Since the release of the Access Hollywood tape, on which Donald Trump boasted of sexually assaulting women, "Senate Republicans have seen their fortunes dip, particularly in states like Florida, North Carolina, New Hampshire, Nevada and Pennsylvania," where Hillary Clinton now leads.

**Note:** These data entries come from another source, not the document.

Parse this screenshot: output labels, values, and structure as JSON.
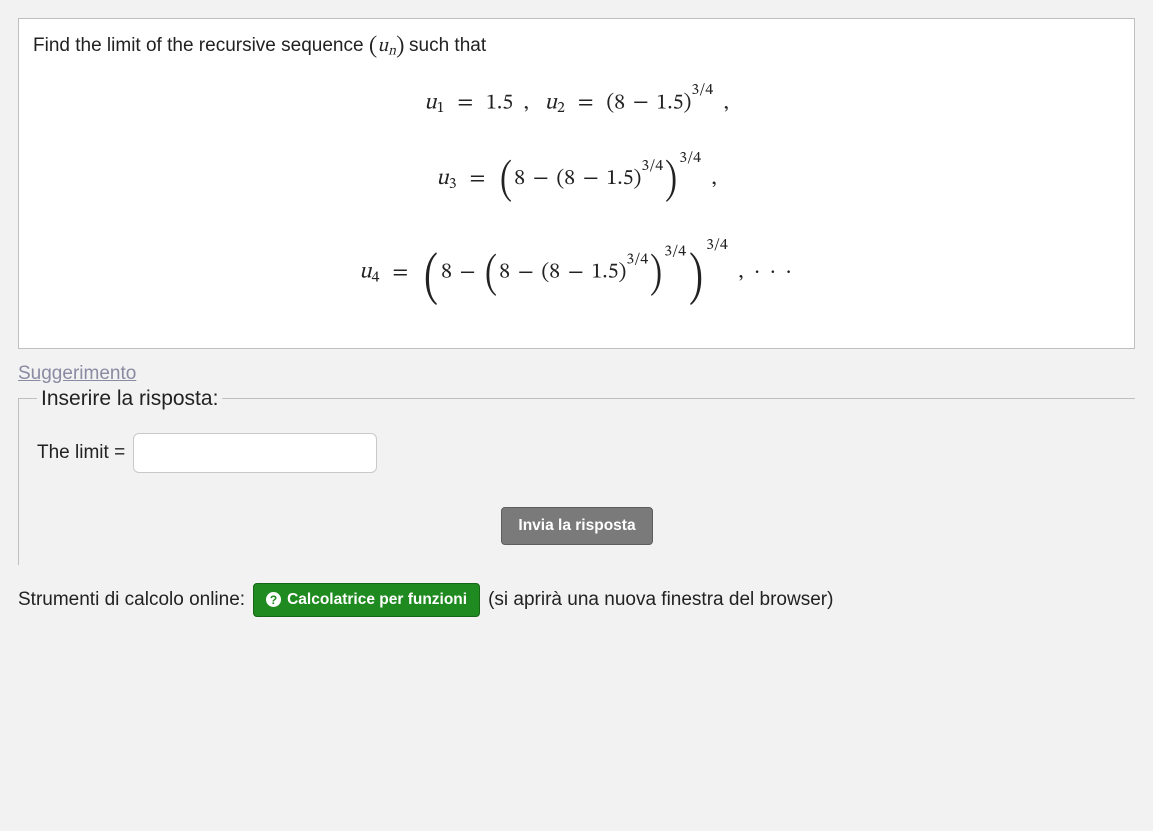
{
  "question": {
    "prompt_before": "Find the limit of the recursive sequence ",
    "prompt_after": " such that",
    "sequence_symbol": {
      "open": "(",
      "u": "u",
      "sub": "n",
      "close": ")"
    }
  },
  "math": {
    "u": "u",
    "eq": "=",
    "minus": "−",
    "comma": ",",
    "dots": "· · ·",
    "val_u1": "1.5",
    "base": "8",
    "inner_const": "1.5",
    "exp": "3/4",
    "idx1": "1",
    "idx2": "2",
    "idx3": "3",
    "idx4": "4"
  },
  "hint": {
    "label": "Suggerimento"
  },
  "answer": {
    "legend": "Inserire la risposta:",
    "label": "The limit =",
    "value": "",
    "submit": "Invia la risposta"
  },
  "tools": {
    "prefix": "Strumenti di calcolo online:",
    "calc_button": "Calcolatrice per funzioni",
    "suffix": "(si aprirà una nuova finestra del browser)"
  }
}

Jennifer Duffy writes that she now expects Democrats to gain five to seven seats—enough to regain control of the chamber.
"Of the Senate seats in the Toss Up column, Trump only leads in Indiana and Missouri where both Republicans are running a few points behind him. ... History shows that races in the Toss Up column never split down the middle; one party tends to win the lion’s share of them."
If you need a marker for how confident Hillary Clinton is at this point of the race, here's one: CNN's Jeff Zeleny reports "she's been talking to Republican senators, old allies and new, saying that she is willing to work with them and govern."